The punishment football managers would have recieved for red card offences in the workplace
5 min read
18 April 2018
How not to handle misdemeanours can perhaps best be highlighted by football managers. Having looked at the subject in great detail, Viking explained that "the pressure cooker of football management can sometimes get the better of even the most high-profile managers."
However, it’s suggested that “their ‘errors’ can go far beyond an occasional armpit sniff from Joachim Low. And we’ve seen Pep Guardiola receive no repercussions for flirting with rules by brandishing a political symbol on the touchline.”
Going against the grain, no matter how high the performance of a manager, should at least mean they get a talking to. Especially when they know they’re breaking the rules.
So, alongside Karen Falconer, HR knowledge manager at HR Solutions, Viking rounded up examples of the punishment real-life football managers should have received were they off the pitch and in the office.
1. Jose Mourinho
It was suggested that during his time as manager of Real Madrid, Mourinho poked Barcelona coach Tito Vilanova in the eye. He was given a two-match touchline ban, but the ruling was quickly overturned. The matter would have played out differently in the workplace.
“There would need to be an immediate launch of a full investigation,” Falconer said. “As soon as statements corroborate that the manager was the aggressor, the manager should be suspended immediately on full pay.
“Employers should have a zero-tolerance policy on physical violence. There may need to be further investigation and an invite to a disciplinary. A likely outcome would be dismissal without notice.”
2. Louis Van Gaal
Van Gaal was known for fining his team. Those late for lunch or players that committed fouls during a game, felt the consequences. This would have hopefully left him in court were he placed in an office scenario.
“Lateness should normally be managed as a conduct issue, and even then, every instance of lateness should be explored first in case there is a legitimate reason for it,” Falconer said. “If fines are being taken directly from pay, and there is no pre-agreement to this, then the fine would be an unlawful deduction from wages.

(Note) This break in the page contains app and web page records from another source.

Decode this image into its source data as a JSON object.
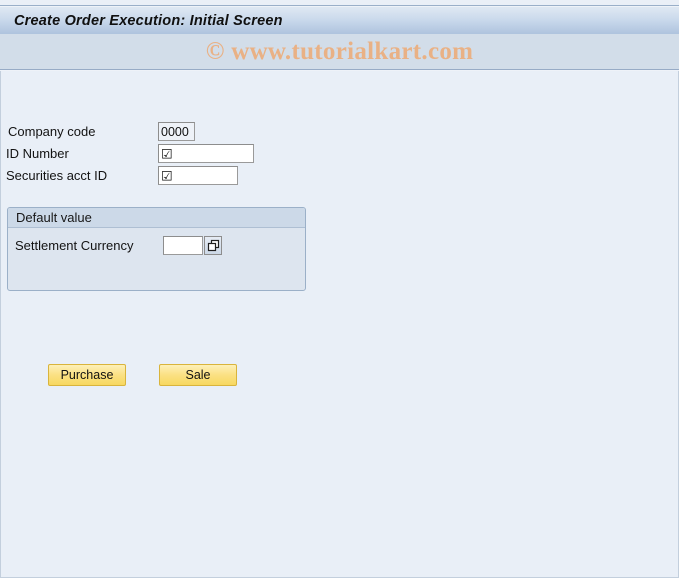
{
  "window": {
    "title": "Create Order Execution: Initial Screen"
  },
  "watermark": {
    "text": "© www.tutorialkart.com",
    "color": "#e9b185"
  },
  "form": {
    "fields": [
      {
        "label": "Company code",
        "value": "0000",
        "placeholder": "",
        "glyph": ""
      },
      {
        "label": "ID Number",
        "value": "",
        "placeholder": "",
        "glyph": "☑"
      },
      {
        "label": "Securities acct ID",
        "value": "",
        "placeholder": "",
        "glyph": "☑"
      }
    ]
  },
  "group_box": {
    "title": "Default value",
    "field": {
      "label": "Settlement Currency",
      "value": "",
      "placeholder": "",
      "value_help_icon": "value-help-icon"
    }
  },
  "buttons": {
    "purchase": "Purchase",
    "sale": "Sale"
  },
  "colors": {
    "title_bar_accent": "#aec3de",
    "content_background": "#e9eff7",
    "button_accent": "#fbe185",
    "group_border": "#9bb0c8"
  }
}
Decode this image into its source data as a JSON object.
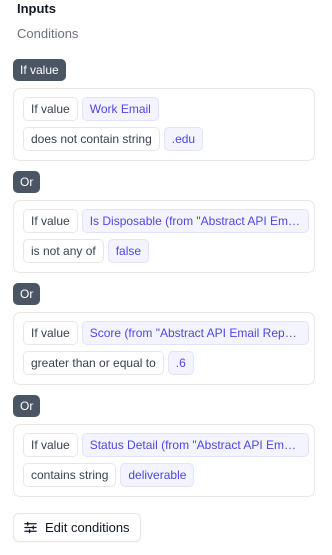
{
  "header": {
    "title": "Inputs",
    "subtitle": "Conditions"
  },
  "conditions": [
    {
      "tag": "If value",
      "field_label": "If value",
      "field": "Work Email",
      "operator": "does not contain string",
      "value": ".edu"
    },
    {
      "tag": "Or",
      "field_label": "If value",
      "field": "Is Disposable (from \"Abstract API Email Validation\")",
      "operator": "is not any of",
      "value": "false"
    },
    {
      "tag": "Or",
      "field_label": "If value",
      "field": "Score (from \"Abstract API Email Reputation\")",
      "operator": "greater than or equal to",
      "value": ".6"
    },
    {
      "tag": "Or",
      "field_label": "If value",
      "field": "Status Detail (from \"Abstract API Email Validation\")",
      "operator": "contains string",
      "value": "deliverable"
    }
  ],
  "edit_button": {
    "label": "Edit conditions",
    "icon": "sliders-icon"
  }
}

“If it happened regularly, it may even be argued that the fines represent a detrimental change to the terms of the job. Without an agreement, it may give grounds for the employee to resign and make a constructive dismissal claim.”
3. David Le Frapper

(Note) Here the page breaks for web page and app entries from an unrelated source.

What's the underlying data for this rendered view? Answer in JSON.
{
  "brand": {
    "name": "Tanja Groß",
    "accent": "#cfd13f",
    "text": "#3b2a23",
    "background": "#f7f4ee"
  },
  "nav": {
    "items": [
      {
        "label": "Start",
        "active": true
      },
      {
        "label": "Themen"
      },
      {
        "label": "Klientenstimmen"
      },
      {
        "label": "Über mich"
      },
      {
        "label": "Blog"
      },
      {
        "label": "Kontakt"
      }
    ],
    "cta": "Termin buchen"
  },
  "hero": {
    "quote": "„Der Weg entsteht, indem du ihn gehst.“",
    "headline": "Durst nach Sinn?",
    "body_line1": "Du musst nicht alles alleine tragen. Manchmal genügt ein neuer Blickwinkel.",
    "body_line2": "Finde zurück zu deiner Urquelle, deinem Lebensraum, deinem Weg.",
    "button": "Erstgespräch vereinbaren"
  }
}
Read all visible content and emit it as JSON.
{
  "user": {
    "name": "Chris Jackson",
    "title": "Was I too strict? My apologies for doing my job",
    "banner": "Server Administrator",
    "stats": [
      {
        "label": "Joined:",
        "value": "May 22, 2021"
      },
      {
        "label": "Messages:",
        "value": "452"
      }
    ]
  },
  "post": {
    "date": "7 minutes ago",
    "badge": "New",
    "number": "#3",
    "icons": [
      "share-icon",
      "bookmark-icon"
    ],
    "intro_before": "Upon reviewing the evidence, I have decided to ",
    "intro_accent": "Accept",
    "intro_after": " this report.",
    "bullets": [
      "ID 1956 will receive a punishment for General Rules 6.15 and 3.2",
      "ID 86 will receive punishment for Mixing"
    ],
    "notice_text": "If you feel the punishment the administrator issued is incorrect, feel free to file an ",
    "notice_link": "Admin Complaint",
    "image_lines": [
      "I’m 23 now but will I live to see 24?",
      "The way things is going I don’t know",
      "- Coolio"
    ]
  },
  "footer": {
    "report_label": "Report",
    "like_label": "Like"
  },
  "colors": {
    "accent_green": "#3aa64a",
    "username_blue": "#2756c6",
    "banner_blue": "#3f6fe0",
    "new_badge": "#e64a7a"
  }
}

A female referee felt the wrath of David Le Frapper in 2015. In a post-match press conference, he exclaimed: “There was a penalty but she didn’t see it or she was too far away. She was doing ice-skating before. She blew for things that didn’t exist. But what do you want me to say? A woman coming to referee a man’s sport – it’s complicated.”
According to Falconer, once an employer has alleged misconduct brought to their attention, they have a responsibility to address it. She added: “On the surface, it appears that in the course of their duties, the manager has made unlawful discriminatory remarks on the grounds of gender and, in doing so, has contravened the Equality Act 2010. Secondly, they have also demonstrated a serious lack of respect for the standards of their own profession.

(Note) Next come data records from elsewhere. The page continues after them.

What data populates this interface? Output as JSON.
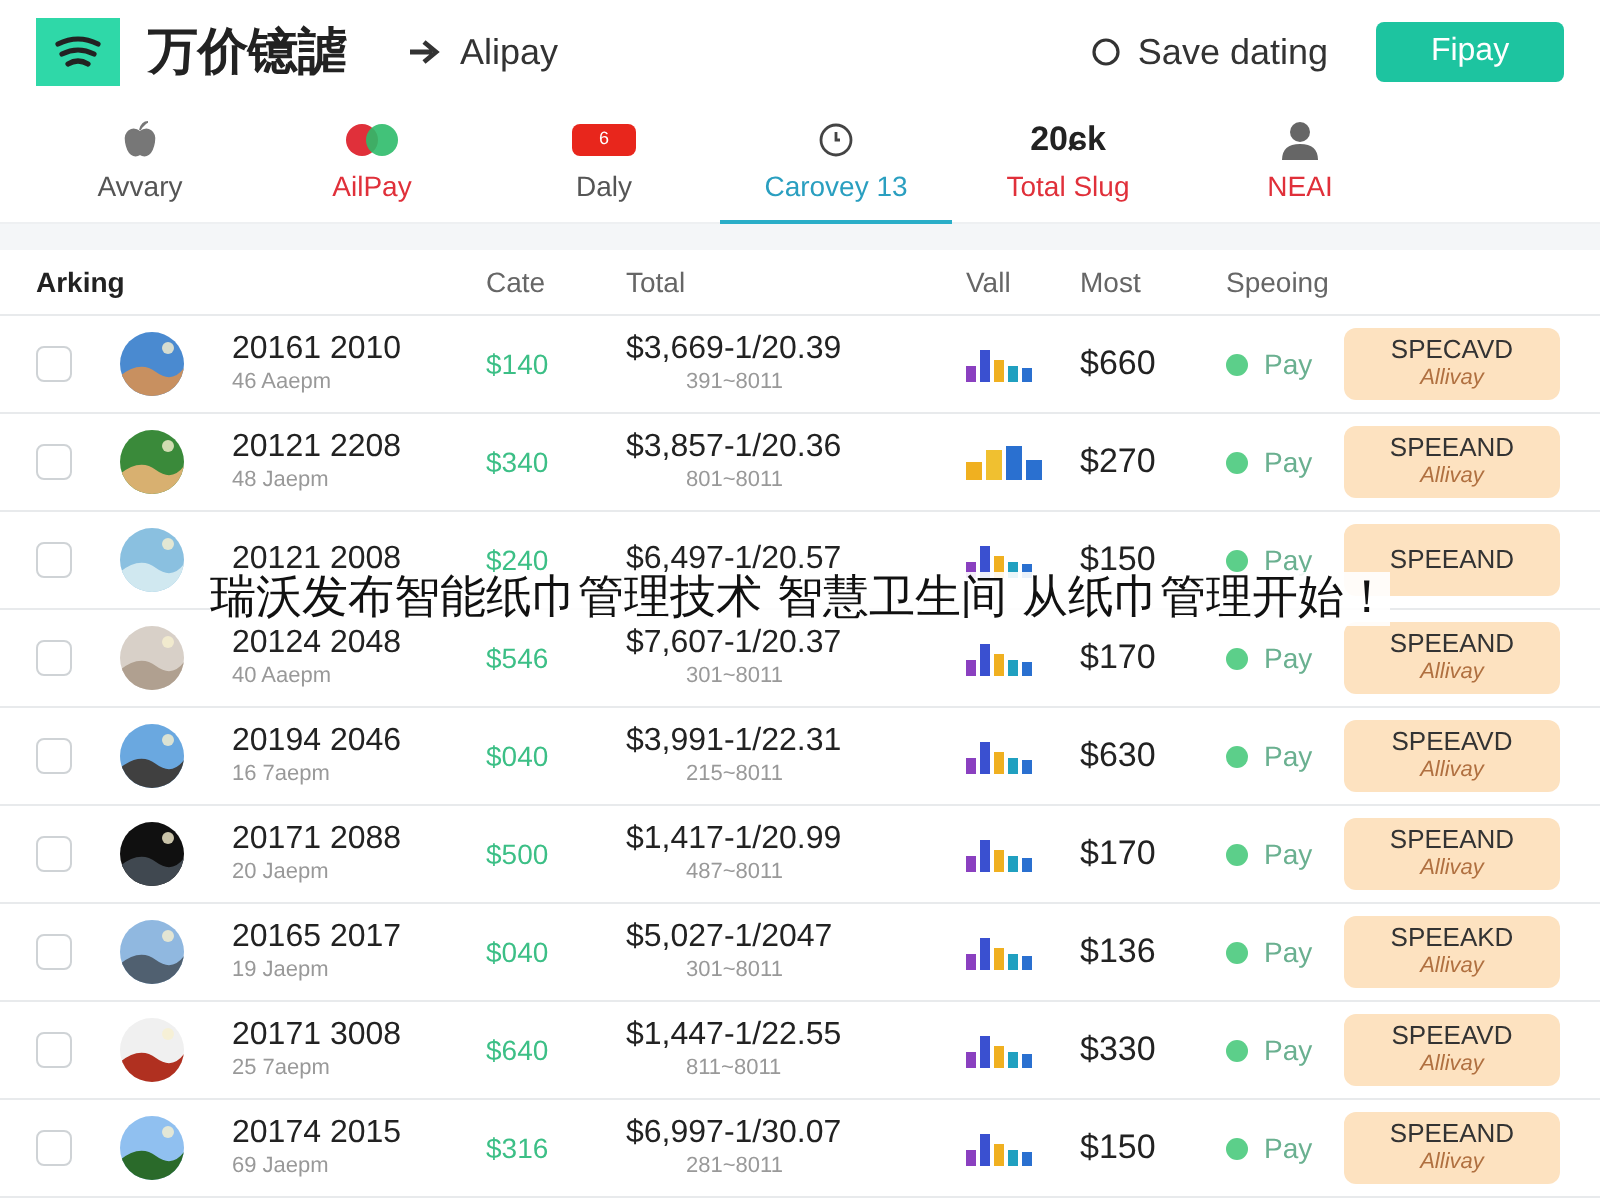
{
  "header": {
    "title": "万价镱謔",
    "breadcrumb": "Alipay",
    "search_label": "Save dating",
    "action_button": "Fipay"
  },
  "tabs": [
    {
      "kind": "apple",
      "label": "Avvary",
      "color": "#555555",
      "selected": false
    },
    {
      "kind": "rings",
      "label": "AilPay",
      "color": "#e0303a",
      "selected": false
    },
    {
      "kind": "badge",
      "badge": "6",
      "label": "Daly",
      "color": "#555555",
      "selected": false
    },
    {
      "kind": "clock",
      "label": "Carovey 13",
      "color": "#2a9fc0",
      "selected": true
    },
    {
      "kind": "value",
      "value": "20ɕk",
      "label": "Total Slug",
      "color": "#e0303a",
      "selected": false
    },
    {
      "kind": "person",
      "label": "NEAI",
      "color": "#e0303a",
      "selected": false
    }
  ],
  "table": {
    "columns": [
      "Arking",
      "Cate",
      "Total",
      "Vall",
      "Most",
      "Speoing"
    ],
    "rows": [
      {
        "checked": false,
        "name": "20161 2010",
        "time": "46 Aaepm",
        "cate": "$140",
        "total": "$3,669-1/20.39",
        "total_sub": "391~8011",
        "most": "$660",
        "status": "Pay",
        "tag": "SPECAVD",
        "tag_sub": "Allivay"
      },
      {
        "checked": false,
        "name": "20121 2208",
        "time": "48 Jaepm",
        "cate": "$340",
        "total": "$3,857-1/20.36",
        "total_sub": "801~8011",
        "most": "$270",
        "status": "Pay",
        "tag": "SPEEAND",
        "tag_sub": "Allivay"
      },
      {
        "checked": false,
        "name": "20121 2008",
        "cate": "$240",
        "total": "$6,497-1/20.57",
        "most": "$150",
        "status": "Pay",
        "tag": "SPEEAND"
      },
      {
        "checked": false,
        "name": "20124 2048",
        "time": "40 Aaepm",
        "cate": "$546",
        "total": "$7,607-1/20.37",
        "total_sub": "301~8011",
        "most": "$170",
        "status": "Pay",
        "tag": "SPEEAND",
        "tag_sub": "Allivay"
      },
      {
        "checked": false,
        "name": "20194 2046",
        "time": "16 7aepm",
        "cate": "$040",
        "total": "$3,991-1/22.31",
        "total_sub": "215~8011",
        "most": "$630",
        "status": "Pay",
        "tag": "SPEEAVD",
        "tag_sub": "Allivay"
      },
      {
        "checked": false,
        "name": "20171 2088",
        "time": "20 Jaepm",
        "cate": "$500",
        "total": "$1,417-1/20.99",
        "total_sub": "487~8011",
        "most": "$170",
        "status": "Pay",
        "tag": "SPEEAND",
        "tag_sub": "Allivay"
      },
      {
        "checked": false,
        "name": "20165 2017",
        "time": "19 Jaepm",
        "cate": "$040",
        "total": "$5,027-1/2047",
        "total_sub": "301~8011",
        "most": "$136",
        "status": "Pay",
        "tag": "SPEEAKD",
        "tag_sub": "Allivay"
      },
      {
        "checked": false,
        "name": "20171 3008",
        "time": "25 7aepm",
        "cate": "$640",
        "total": "$1,447-1/22.55",
        "total_sub": "811~8011",
        "most": "$330",
        "status": "Pay",
        "tag": "SPEEAVD",
        "tag_sub": "Allivay"
      },
      {
        "checked": false,
        "name": "20174 2015",
        "time": "69 Jaepm",
        "cate": "$316",
        "total": "$6,997-1/30.07",
        "total_sub": "281~8011",
        "most": "$150",
        "status": "Pay",
        "tag": "SPEEAND",
        "tag_sub": "Allivay"
      }
    ]
  },
  "headline": "瑞沃发布智能纸巾管理技术 智慧卫生间 从纸巾管理开始！"
}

“In any situation, context is key, however unlawful discrimination made in connection with a protected characteristic (in this case, gender) warrants investigation and, unless the discrimination can quickly be disproved, the immediate suspension of the manager on full pay as unlawful discrimination should be treated as potential gross misconduct.”
4. Guus Hiddink
Hiddink was allegedly guilty of evading £940,000 in taxes back in 2007. Even after a six-month suspended sentence, it was back to business as usual.
“It would be a very different matter if the crime was significantly related to the employee’s duties, or if the ramifications of the conviction caused significant material damage to the employer,” Falconer said. “For example, if part of the manager’s job role included responsibility for finances, or there were serious opportunities to commit fraud, then the employer could begin a formal process.
“Alternatively, if the case was high-profile and there was likely to be far-reaching reputational damage caused to the employer by the continued association and employment of the manager then these may be grounds to begin a process as above.”